AGE may not have withered her
unduly, but the years have certainly condemned. Whatever critiques,
pejorative phrases or mocking jokes have been delivered about her, there
are others, more biting and bitter, ready to be hurtled, like rotten eggs
flung at a figure in medieval stocks.
Sample insults from political
and media personalities - Bargain-basement Boadicea, Attila the Hen, the
Enid Blyton of economics. She did for monetarism what the Boston Strangler
did for door-to-door salesmen. Plunder Woman. She sounds like the Book of
Revelation read out over a railway station public address system by a
headmistress of a certain age in calico knickers.
according to detractors, would seem to possess the less amiable qualities
of Draculaís daughter, Frankensteinís monster, Lady Macbeth, Charlotte
Corday, the French revolutionary bathtub slayer, Lizzie Borden who, with
an axe, hit her mother 40 whacks, and any female member of the Italian
Renaissance Borgia family, steeped in toxic intrigue.
Margaret Hilda Thatcher, free milk "snatcher" - from the lips of primary
pupils, an action dictated by Treasury policy - when she was the Education
Secretary, and Britainís first woman Prime Minister (1979-1990) and the
longest serving holder of the office since 1820.
of Labour in three general elections, the elegantly-coiffured, grocerís
daughter knocked the Marxist stuffing out of the NUM leader, Arthur
Scargill, and Argentineís alcoholic and adiposal General Galtieri, curbed
the arrogant and increasingly powerful trade unions, and was the driving
force of Thatcherism, the political credo that shook socialism out of new
Now Baroness Thatcher, the "iron lady" sits at home,
in worsening mental and physical health, almost alone since the death of
her beloved husband, Sir Denis, her loyal supporter and drinking partner,
an amiable cove who resembled a Bertie Wooster with brains.
of silence and slow time and lacking the oxygen of publicity, she may find
solace in looking back on her turbulent and largely trium-phant career
that saw her as significant a figure looming over the national and
international political scene as King Kong atop the Empire State building.
Her fall, like that of the ape, who only wanted reciprocal affection, was
Tearful over her ousting as Prime Minister with
front and back stabbings that echoed J Caesarís removal from office, her
farewell appearance at the dispatch box was a bravura display of anger and
defiance suggesting Horatius stoutly de-fending a Roman bridge against the
Etruscans. Even the Labour ranks of Tuscany and treacherous, hypocritical

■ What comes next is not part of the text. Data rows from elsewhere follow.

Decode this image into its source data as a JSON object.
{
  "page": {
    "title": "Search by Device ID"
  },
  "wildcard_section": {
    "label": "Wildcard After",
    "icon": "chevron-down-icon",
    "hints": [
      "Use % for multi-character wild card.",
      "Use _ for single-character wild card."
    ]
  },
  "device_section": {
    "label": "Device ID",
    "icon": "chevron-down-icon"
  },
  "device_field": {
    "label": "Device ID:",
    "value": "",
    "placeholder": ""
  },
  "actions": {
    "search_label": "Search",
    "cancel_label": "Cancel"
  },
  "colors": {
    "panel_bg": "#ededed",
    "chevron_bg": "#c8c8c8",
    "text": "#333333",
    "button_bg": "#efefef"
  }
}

Tories could scarce forbear to cheer.
She was the wicked witch of the
west, the dragon lady, who owed nothing to Womenís Lib, who read chemistry
and was a lawyer, had a flinty integrity and near-demonic energy. "Men are
good at talking," she claimed, "women get things done."
prime ministerial passing went the myth that, before "Thatcherís Britain",
it was a green and pleasant land, populated by anti-racist, non-sexist
vegetarians, caring little for material possessions and happiest pursuing
traditional working-class culture, doing Morris dances and, for light
relief, reading Das Kapital.
All that was destroyed by the
alien from Tory space tempting the peasants with a corrupt cornucopia of
consumer goodies, the free market, share ownership, privatisation of
public utilities and the sale of council houses. Her biggest mistake was
the poll tax, that political coffin introduced in Scotland in 1989
(England and Wales, 1990) about which Britain had grave reservations and
which fiercely stimulated Scotlandís natural appetite for socialism.
core beliefs were "an honest dayís work for an honest dayís pay; live
within your means; put by a nest egg for a rainy day, support the police
and pay your bills." (Note: the total of individual debt in Britain is now
Above all, she was a patriot (another largely
outmoded concept) and fought victoriously with the zeal of a
cut-price-seeking shopper, Britainís budgetary corner in the EC.
has her admirers, but against the generally reproving national grain, I,
an ex-Tory, say she stood out as a splash of colourful female
determination and courage, with no hair out of place, in a government of
grey men and grey thoughts, who gave Britain, resigned to decline, an
all-too-brief sense of pride and confidence. I send her my condolences and